This combination of demand reduction and increased usage of renewables would be enough to replace nuclear power by 2030 – making us safer and richer.

Loss of Jobs – leadership in efficiency/renewables overseas
Inconsistent and insufficient funding of renewable energy over the past twenty years has cost the United States its leadership role in, for example, solar and wind electric power industries.

Denmark and Germany presently produce the majority of wind electric power systems and Japan has overtaken the US in solar electric or photovoltaic production.

This is short sighted. The lack of R&D money is particularly damaging to Massachusetts’ technologically based economy.

Conclusion

We support the 20-20 plan outlined in Chicago and signed on by 23 Illinois environmental groups.

For the Nation:

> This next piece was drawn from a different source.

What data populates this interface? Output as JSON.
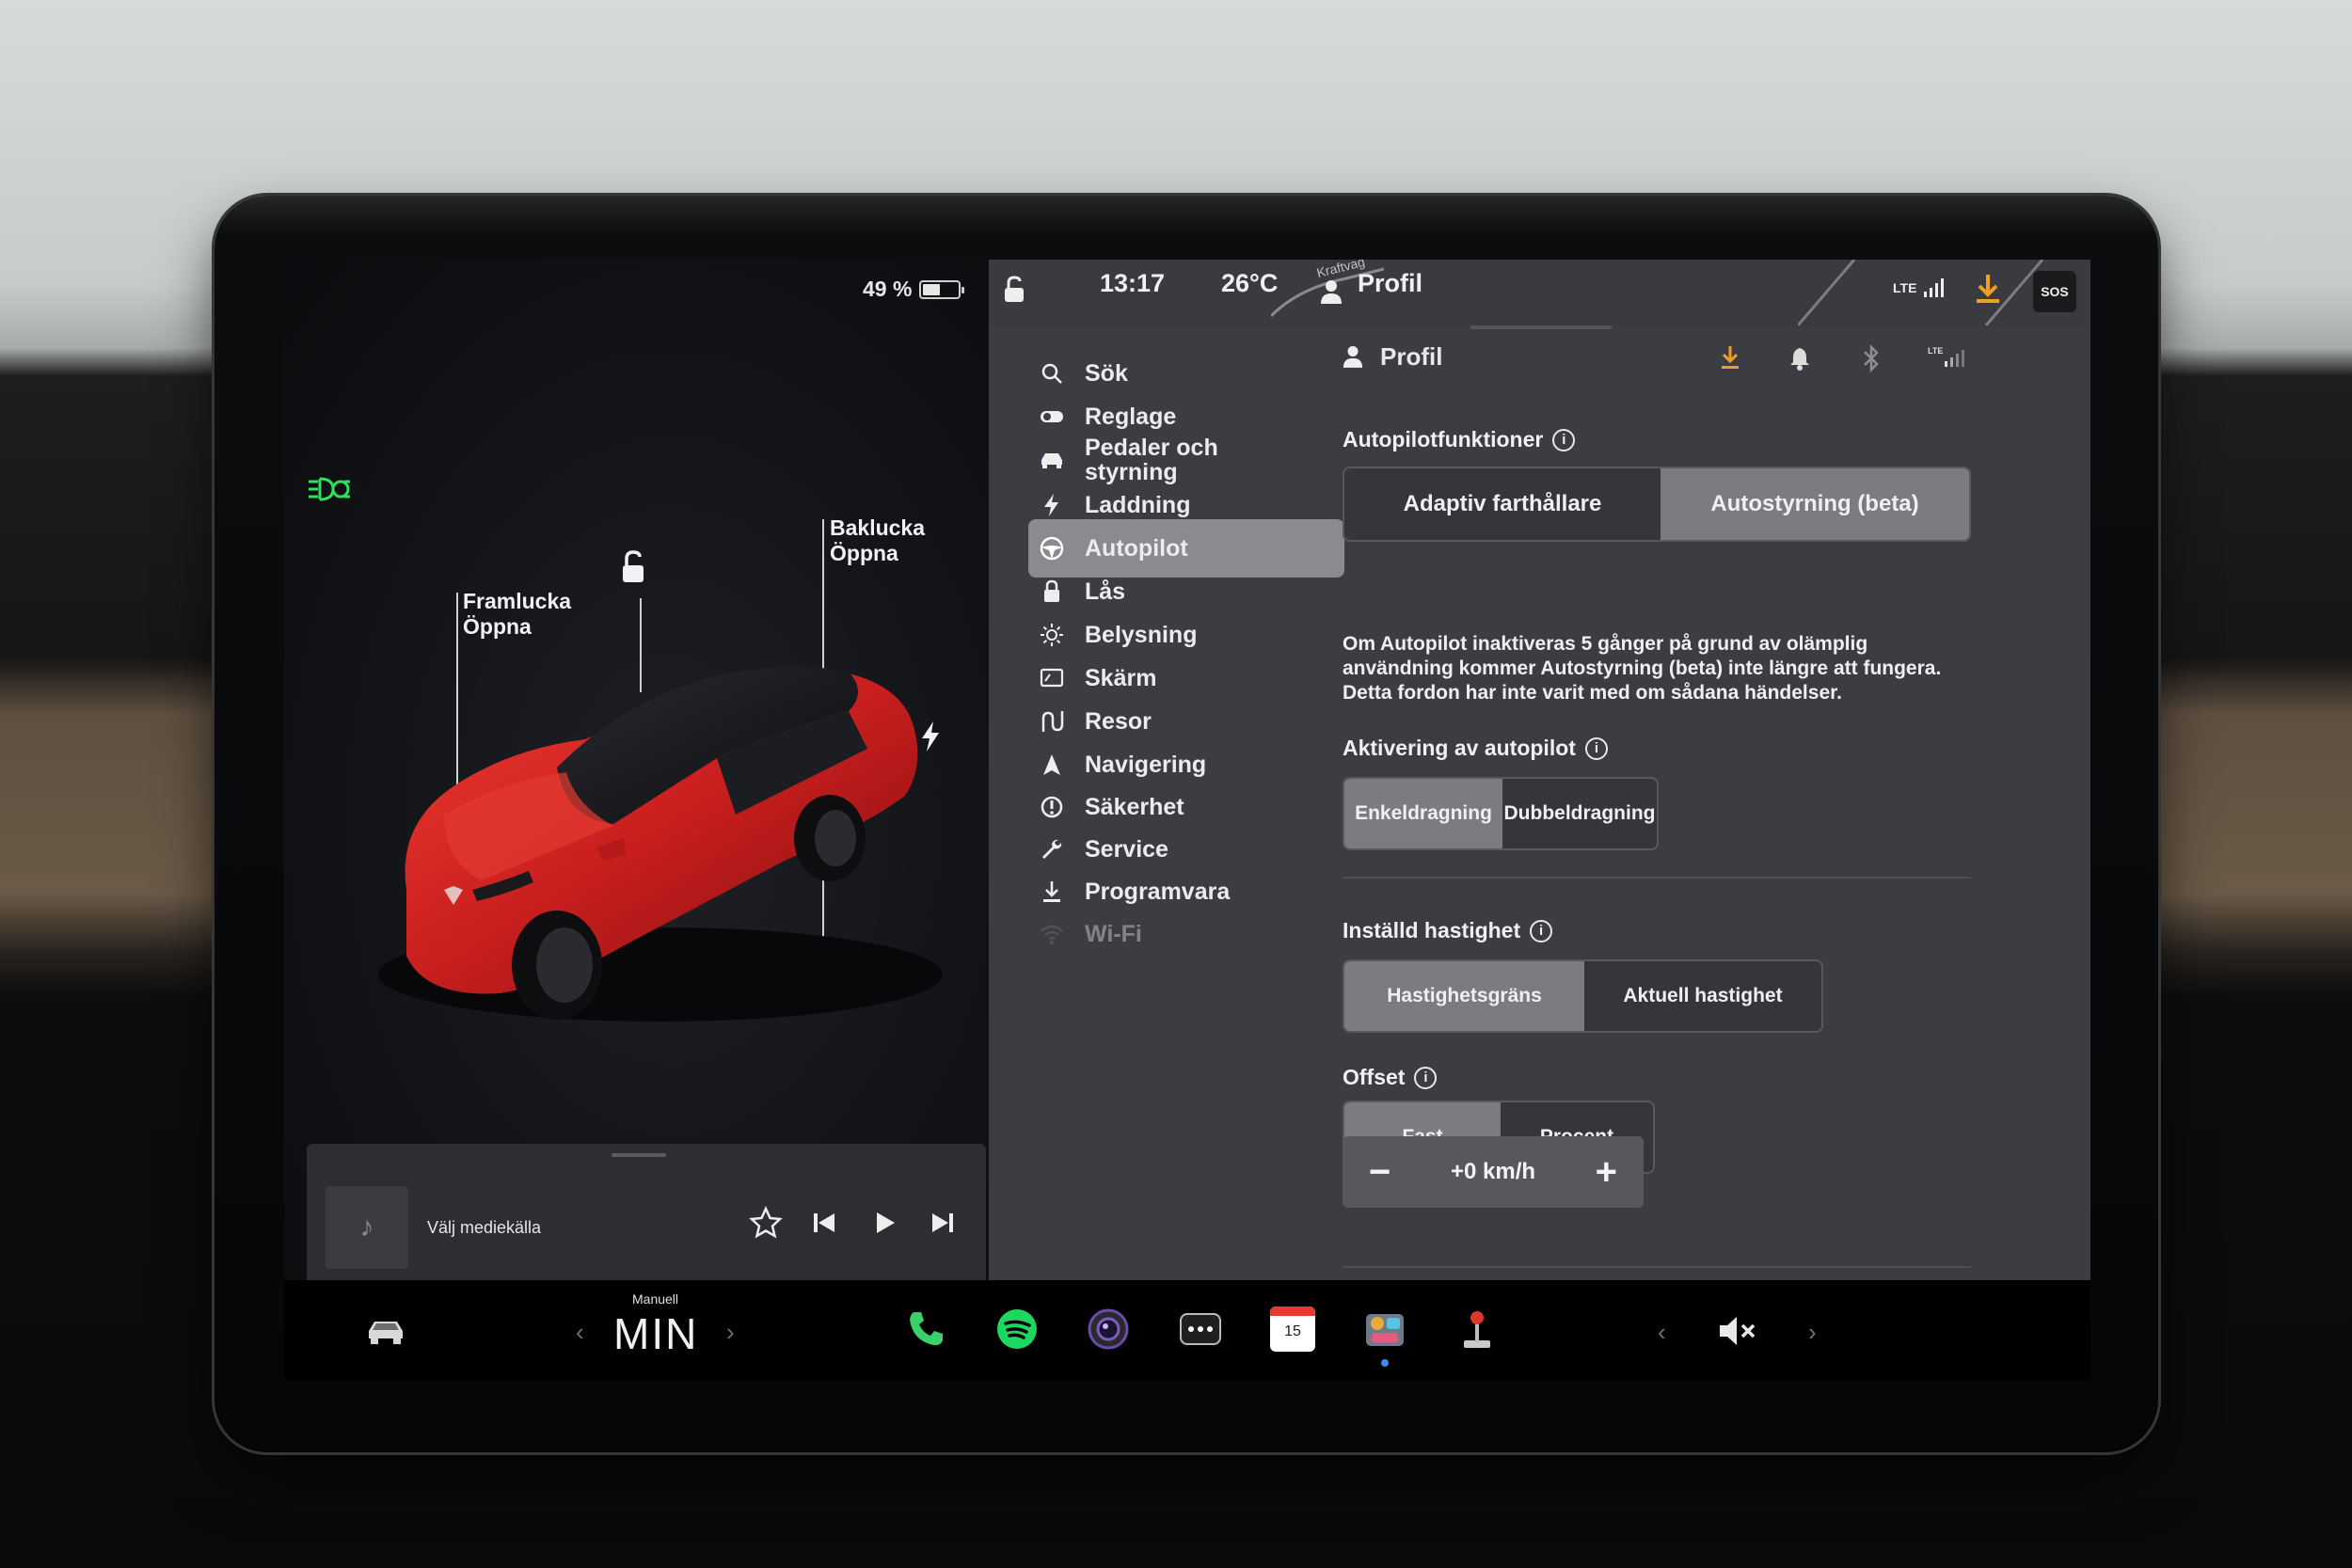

1. A 20-20 plan which would result in 20% of all electricity generation from truly renewable energy resources (wind, solar, select forms of biomass) by the year 2020, to be accomplished by the adoption of a National Renewable Portfolio Standard (RPS);
2. Doubling of federal support for energy efficiency and conservation;
3. No new subsidies for fossil fuel and nuclear power, and a phase out of existing subsidies by the year2020;
4. Actual US CO2 greenhouse gas reductions of 7% from 1990 levels should be achieved by 2010;
5. Emission reductions and caps on the 4 major fossil fuel pollutants: NOx, SO2, mercury, and CO2 by 2007; and retrofit or closure of “grand-fathered” coal plants that fail to meet modern emission standards by the year 2007;
6. No new nuclear plant construction;
7. Increasing vehicle fleet mileage for cars and light trucks to 40 mpg by 2010 and 65 mpg by 2020;
8. No drilling for oil or natural gas on sensitive public lands such as the Arctic National Wildlife Refuge, on or under the Great lakes, or in the Banks off the Massachusetts’ Coast.
9. No renewal of current operating licenses for nuclear plants prior to the year 2020.

We especially hope that the mistakes of the past will be reversed so that clean, cheap and safe energy sources will be subsidized rather than nuclear - the dirtiest, most dangerous and costly.

We thank you for the opportunity to provide testimony and trust that the views expressed herein will be incorporated in the National Energy Policy so that the environmental, health and economic interest of our citizens are protected.

Sincerely on behalf of Massachusetts Citizens for Safe Energy

Mary Lampert
148 Washington Street, Duxbury MA 02332
781-934-0389
Lampert